Aprons can be frilly; they can have ruffles. They can be a simple white, a work of art, or have quotes emblazed across them. Aprons come in all shapes and sizes and are made of all kinds of materials. They can be used for cooking, cleaning, working on art projects, or even working in the garage. Aprons are useful in keeping your clothing clean or even protecting the person from serious injury. There are even euphemisms tied to the wearing of aprons and either cutting or hanging onto their strings. All in all, no matter what their use, aprons are functional and practical and, clearly, have many uses.
I hung on my grandmother’s apron strings when I was a child and watched her cooking in the kitchen. She was 100% Italian and a fantastic cook. She would spend hours in the kitchen concocting dinner or baking. I especially remember loving Christmas because she would bake these delicious cookies called Pastachelles which would involve three days of hard core apron wearing. The end result of all this labor was a kitchen covered in flour, an exhausted woman, whose clothes were clean as she had worn an apron after all, and a delectable treat of deep fried cookies filled with honey, chocolate, and my grandmother’s love. My grandmother has been gone for almost 25 years, and each Christmas my mom and I swear to each other that next Christmas we will resurrect the Pastachelles. We haven’t done that yet, but maybe one day.
Men also wear aprons. I hung on my grandfather’s apron strings when I watched him work in the garage. He taught me how to use a hammer and nails, and even allowed me to use the power drill occasionally under his close supervision. In order to demonstrate my ability with hammer and nails, I remember building a dog out of two by fours nailed together. I even drew a nose and eyes on the top of it and proudly showed it to him. My grandfather looked at me with a smile, and patted me on the head saying “That’s nice, dear,” and continued on with his project, which was an elaborate bench that he was building for my grandmother.
In present day, the one man whose apron strings that I would love to hang onto is Gordon Ramsey. Not only is he an extremely talented chef, but he’s drop dead gorgeous to boot. Now, of course, I would only want to hang onto his apron strings merely to learn how to cook and certainly not because he exudes passion and fire for what he does which makes him incredibly sexy; no, not for that reason at all!
My mother did not wear an apron like my grandmother when she cooked. She just went into the kitchen and started cooking away; and she is certainly a wonderful cook. I can’t tell you how many times I heard my mother complain about getting tomato sauce on her clothes when she was making pasta, and I can imagine my grandmother telling her that she should have worn an apron while my mom rolled her eyes in exasperation.

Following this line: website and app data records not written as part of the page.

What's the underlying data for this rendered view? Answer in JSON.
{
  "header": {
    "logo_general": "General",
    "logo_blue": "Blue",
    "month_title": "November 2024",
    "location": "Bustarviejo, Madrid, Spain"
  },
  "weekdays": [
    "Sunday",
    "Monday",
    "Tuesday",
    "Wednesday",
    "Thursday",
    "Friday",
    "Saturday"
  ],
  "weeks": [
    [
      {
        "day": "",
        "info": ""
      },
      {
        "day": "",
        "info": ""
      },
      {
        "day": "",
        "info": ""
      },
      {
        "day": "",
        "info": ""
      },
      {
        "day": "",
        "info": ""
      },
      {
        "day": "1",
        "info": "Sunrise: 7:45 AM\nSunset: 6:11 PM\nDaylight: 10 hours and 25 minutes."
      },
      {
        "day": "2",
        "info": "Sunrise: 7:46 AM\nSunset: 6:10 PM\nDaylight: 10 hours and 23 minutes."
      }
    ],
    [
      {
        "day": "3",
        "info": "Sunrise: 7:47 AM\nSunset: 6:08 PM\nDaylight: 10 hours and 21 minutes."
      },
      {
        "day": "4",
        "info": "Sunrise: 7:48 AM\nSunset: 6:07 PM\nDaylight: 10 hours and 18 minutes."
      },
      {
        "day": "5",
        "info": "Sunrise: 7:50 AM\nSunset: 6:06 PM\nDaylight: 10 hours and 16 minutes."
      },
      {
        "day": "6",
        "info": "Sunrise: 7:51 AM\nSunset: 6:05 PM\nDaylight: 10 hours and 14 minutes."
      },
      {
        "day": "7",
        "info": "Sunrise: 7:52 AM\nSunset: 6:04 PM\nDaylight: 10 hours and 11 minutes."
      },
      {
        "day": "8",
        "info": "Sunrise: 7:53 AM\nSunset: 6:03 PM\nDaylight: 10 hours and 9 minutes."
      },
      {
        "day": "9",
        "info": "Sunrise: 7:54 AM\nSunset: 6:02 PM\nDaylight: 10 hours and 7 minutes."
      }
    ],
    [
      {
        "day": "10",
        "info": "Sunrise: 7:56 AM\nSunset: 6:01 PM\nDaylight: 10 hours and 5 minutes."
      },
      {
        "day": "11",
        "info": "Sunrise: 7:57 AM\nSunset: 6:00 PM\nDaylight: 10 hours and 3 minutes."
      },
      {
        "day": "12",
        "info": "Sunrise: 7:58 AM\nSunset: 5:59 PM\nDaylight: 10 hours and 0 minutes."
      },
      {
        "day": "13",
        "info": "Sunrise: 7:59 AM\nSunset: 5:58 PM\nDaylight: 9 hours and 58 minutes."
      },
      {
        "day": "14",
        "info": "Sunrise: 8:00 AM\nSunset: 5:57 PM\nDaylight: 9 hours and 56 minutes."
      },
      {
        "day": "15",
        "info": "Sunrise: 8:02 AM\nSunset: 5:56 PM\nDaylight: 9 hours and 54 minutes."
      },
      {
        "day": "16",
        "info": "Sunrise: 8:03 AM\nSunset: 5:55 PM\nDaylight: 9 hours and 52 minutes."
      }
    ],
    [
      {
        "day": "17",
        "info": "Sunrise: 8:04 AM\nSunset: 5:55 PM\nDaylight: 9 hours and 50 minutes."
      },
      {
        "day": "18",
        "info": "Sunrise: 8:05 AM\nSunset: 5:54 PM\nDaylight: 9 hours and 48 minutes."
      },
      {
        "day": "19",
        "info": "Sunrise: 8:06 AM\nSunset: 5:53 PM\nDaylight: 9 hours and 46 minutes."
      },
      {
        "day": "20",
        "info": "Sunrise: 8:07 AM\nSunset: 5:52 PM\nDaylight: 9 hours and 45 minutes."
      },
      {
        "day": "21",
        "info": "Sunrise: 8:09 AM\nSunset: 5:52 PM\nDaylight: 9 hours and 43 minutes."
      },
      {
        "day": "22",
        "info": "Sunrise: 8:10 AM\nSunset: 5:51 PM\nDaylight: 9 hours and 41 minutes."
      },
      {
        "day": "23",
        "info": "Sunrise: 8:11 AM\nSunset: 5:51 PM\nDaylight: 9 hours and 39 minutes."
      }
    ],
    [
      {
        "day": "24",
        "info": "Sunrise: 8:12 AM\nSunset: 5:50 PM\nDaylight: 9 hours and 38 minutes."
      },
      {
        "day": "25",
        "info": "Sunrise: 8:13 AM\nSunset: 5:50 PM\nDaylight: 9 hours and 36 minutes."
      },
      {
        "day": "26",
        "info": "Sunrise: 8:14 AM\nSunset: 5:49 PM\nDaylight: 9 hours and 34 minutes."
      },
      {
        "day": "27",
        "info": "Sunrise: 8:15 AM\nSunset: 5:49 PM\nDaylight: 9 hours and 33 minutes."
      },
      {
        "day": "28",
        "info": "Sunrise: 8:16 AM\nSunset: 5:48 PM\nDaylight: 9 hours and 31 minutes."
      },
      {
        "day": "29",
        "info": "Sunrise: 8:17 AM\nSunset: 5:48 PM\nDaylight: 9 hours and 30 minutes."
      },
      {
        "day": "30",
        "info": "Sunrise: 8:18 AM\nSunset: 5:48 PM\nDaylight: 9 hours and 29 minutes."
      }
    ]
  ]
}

My mom and I also bake chocolate chip cookies at Christmas sans aprons. I have learned to deflect the flour away from me and cover everything else in the kitchen, including my mom. We have a personal best record of baking over 600 cookies in a six hour marathon all done without the benefit of aprons.
So I learned at the knee of my apron wearing grandparents and my non-apron wearing mother. To this day I still fumble in the kitchen even though I am related to two fantastic chefs. The one dish I can cook is lasagna, which I make twice a year while not wearing an apron. As a result I echo my mother’s complaints of getting tomato sauce on my clothes; so I guess I proudly carry on that tradition.
The most important things that I learned while hanging on their proverbial apron strings is how to be a strong, independent and intelligent woman, who just happens to know how to use a hammer and nails. I also learned how to be true to myself, to be fierce and to love my family deeply. Thanks to my grandparents’ and mother’s actions and influence I have learned what it truly means to be a woman. I never want to “cut the apron strings,” but always want to “hang onto their apron strings” because they are my role models and heritage. Hopefully, one day, I will have a little one who will be hanging on mine and to whom I can pass down these proud traditions of what it means to either wear an apron or not, depending on your preference.